  • Did the candidate's Git commit messages convey the correct meaning and state what changes were made?
  • When collaborating on projects, was the candidate congenial and civil over Git and bug reports?

There are so many aspects to software development than just programming. This is why the list of software development services that my company provides to clients is so detailed. Having been in many office environments, the issue is rarely that someone cannot code, it is that their code is unreadable or brittle. A company hiring a software developer should be looking for candidates with good marks in all of these attributes. A take-home assignment only measures one: programming.

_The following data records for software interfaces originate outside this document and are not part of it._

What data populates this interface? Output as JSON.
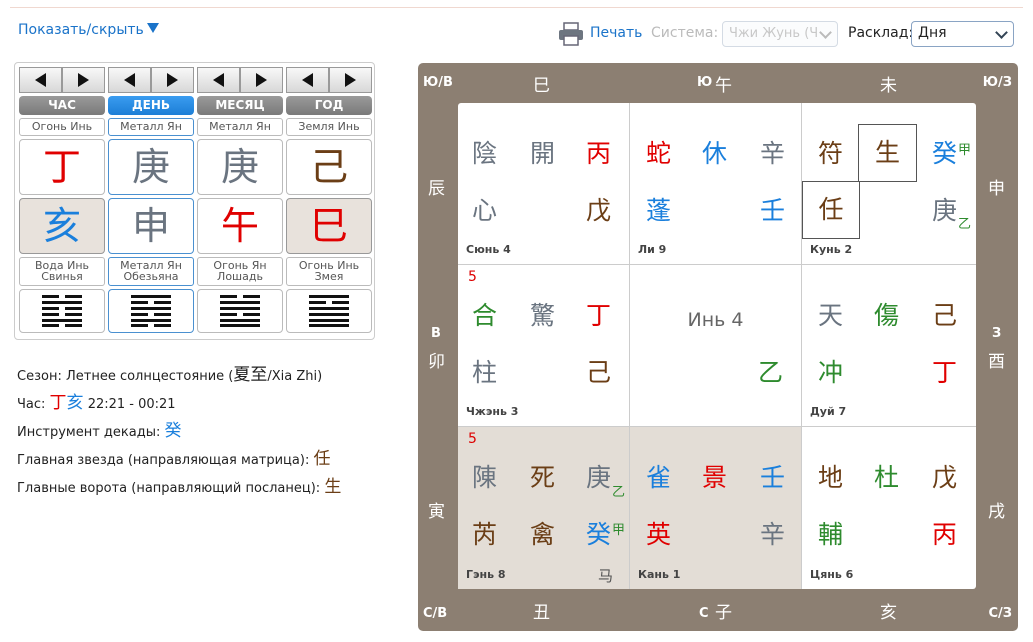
{
  "toolbar": {
    "toggle_label": "Показать/скрыть",
    "print_label": "Печать",
    "system_label": "Система:",
    "system_value": "Чжи Жунь (Ч",
    "layout_label": "Расклад:",
    "layout_value": "Дня"
  },
  "pillars": [
    {
      "title": "ЧАС",
      "active": false,
      "stem_element": "Огонь Инь",
      "stem": "丁",
      "stem_color": "#e00000",
      "branch": "亥",
      "branch_color": "#1a7fdc",
      "branch_shade": true,
      "branch_element_line1": "Вода Инь",
      "branch_element_line2": "Свинья"
    },
    {
      "title": "ДЕНЬ",
      "active": true,
      "stem_element": "Металл Ян",
      "stem": "庚",
      "stem_color": "#6a7480",
      "branch": "申",
      "branch_color": "#6a7480",
      "branch_shade": false,
      "branch_element_line1": "Металл Ян",
      "branch_element_line2": "Обезьяна"
    },
    {
      "title": "МЕСЯЦ",
      "active": false,
      "stem_element": "Металл Ян",
      "stem": "庚",
      "stem_color": "#6a7480",
      "branch": "午",
      "branch_color": "#e00000",
      "branch_shade": false,
      "branch_element_line1": "Огонь Ян",
      "branch_element_line2": "Лошадь"
    },
    {
      "title": "ГОД",
      "active": false,
      "stem_element": "Земля Инь",
      "stem": "己",
      "stem_color": "#6b3e16",
      "branch": "巳",
      "branch_color": "#e00000",
      "branch_shade": true,
      "branch_element_line1": "Огонь Инь",
      "branch_element_line2": "Змея"
    }
  ],
  "info": {
    "season_label": "Сезон:",
    "season_value": "Летнее солнцестояние (",
    "season_chars": "夏至",
    "season_pinyin": "/Xia Zhi)",
    "hour_label": "Час:",
    "hour_stem": "丁",
    "hour_branch": "亥",
    "hour_time": "22:21 - 00:21",
    "decade_label": "Инструмент декады:",
    "decade_char": "癸",
    "star_label": "Главная звезда (направляющая матрица):",
    "star_char": "任",
    "gate_label": "Главные ворота (направляющий посланец):",
    "gate_char": "生"
  },
  "board": {
    "corners": {
      "nw": "Ю/В",
      "ne": "Ю/З",
      "sw": "С/В",
      "se": "С/З"
    },
    "top": {
      "left": "巳",
      "mid_dir": "Ю",
      "mid": "午",
      "right": "未"
    },
    "bottom": {
      "left": "丑",
      "mid_dir": "С",
      "mid": "子",
      "right": "亥"
    },
    "left_side": {
      "top": "辰",
      "mid_dir": "В",
      "mid": "卯",
      "bottom": "寅"
    },
    "right_side": {
      "top": "申",
      "mid_dir": "З",
      "mid": "酉",
      "bottom": "戌"
    },
    "center_label": "Инь 4",
    "palaces": {
      "xun": {
        "name": "Сюнь 4",
        "deity": "陰",
        "gate": "開",
        "heaven": "丙",
        "star": "心",
        "earth": "戊"
      },
      "li": {
        "name": "Ли 9",
        "deity": "蛇",
        "gate": "休",
        "heaven": "辛",
        "star": "蓬",
        "earth": "壬"
      },
      "kun": {
        "name": "Кунь 2",
        "deity": "符",
        "gate": "生",
        "heaven": "癸",
        "heaven_sup": "甲",
        "star": "任",
        "earth": "庚",
        "earth_sup": "乙"
      },
      "zhen": {
        "name": "Чжэнь 3",
        "num": "5",
        "deity": "合",
        "gate": "驚",
        "heaven": "丁",
        "star": "柱",
        "earth": "己"
      },
      "dui": {
        "name": "Дуй 7",
        "deity": "天",
        "gate": "傷",
        "heaven": "己",
        "star": "冲",
        "earth": "丁"
      },
      "gen": {
        "name": "Гэнь 8",
        "num": "5",
        "deity": "陳",
        "gate": "死",
        "heaven": "庚",
        "heaven_sup": "乙",
        "star": "芮",
        "mid": "禽",
        "earth": "癸",
        "earth_sup": "甲",
        "horse": "马"
      },
      "kan": {
        "name": "Кань 1",
        "deity": "雀",
        "gate": "景",
        "heaven": "壬",
        "star": "英",
        "earth": "辛"
      },
      "qian": {
        "name": "Цянь 6",
        "deity": "地",
        "gate": "杜",
        "heaven": "戊",
        "star": "輔",
        "earth": "丙"
      }
    }
  }
}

I'll finish with one final thought: I mentioned that a good interview feels similar to a discussion. This is good because it shows that both parties have established a relationship based on common interests, which is very useful when you have to collaborate on ideas as future co-workers. Yet a take-home project destroys that relationship, because all of a sudden the conversation ends and you must prove yourself, alone in your own home, without the give-and-take that was in the original discussions. The company takes on a huge risk in alienating the candidate, causing the her to lose interest and motivation in pursuing the job. This doesn't mean the candidate would have been a bad hire, simply that nobody likes being treated that way.

When I wrote the assignment, about halfway through I lost all motivation for it and started questioning the point. I was more interested in solving the root problem implied by the project, which was a difficult network and business scaling problem that included race conditions, but I quickly became felt like a mushroom when I what I wanted was to show that I had other skills. The code I wrote included options for 12factor to help during deployment and added an idea for dynamically-configuring a processing engine, but I didn't receive specific feedback on whether these were useful, only vaguely that my entire solution needs improvement.

I realize how this sounds harsh to the companies that interviewed me. It is meant to highlight that the take-home assignment is perhaps a flawed technique (though I do have some solutions). Just think of how this technique would be viewed in other specialist industries.


  1. Quick tangent: I labeled this as "weasel" but it's more nuanced than that. In some cultures, like Japan, there is no word for "no" in the way that is meant in Western culture. The Japanese word for no, "いいえ" (iie) means "well, with respect, I don't completely agree with you." It's the most "no" you are going to get without actually saying "no." This is because the word "no" is very powerful, and some people get defensive after hearing it, so euphemisms like this shouldn't be surprising in conversation. 

  2. This isn't unheard of. It's not an accusation, just an assumption on my part. This is why I create interview questions surrounding generic issues, or problems that have already been solved. It leaves no room for a candidate to think the company is exploiting the interview process for free work. 

  3. This topic could fill another article, but the short version is that neither the employer nor the candidate should get emotionally invested in each other. The interview process could break down for any reason, and being detached allows each to move onto another opportunity more quickly. This is why you never buy into the idea of conforming to a company's culture or vision until you have signed the employment contract, because it could all be lost and all you've done is clothed yourself in something that can no longer be worn. 

  4. This is realism, not pessimism. Many (about 50%) businesses fail within five years. After 17 years, only 30% of businesses survive. Source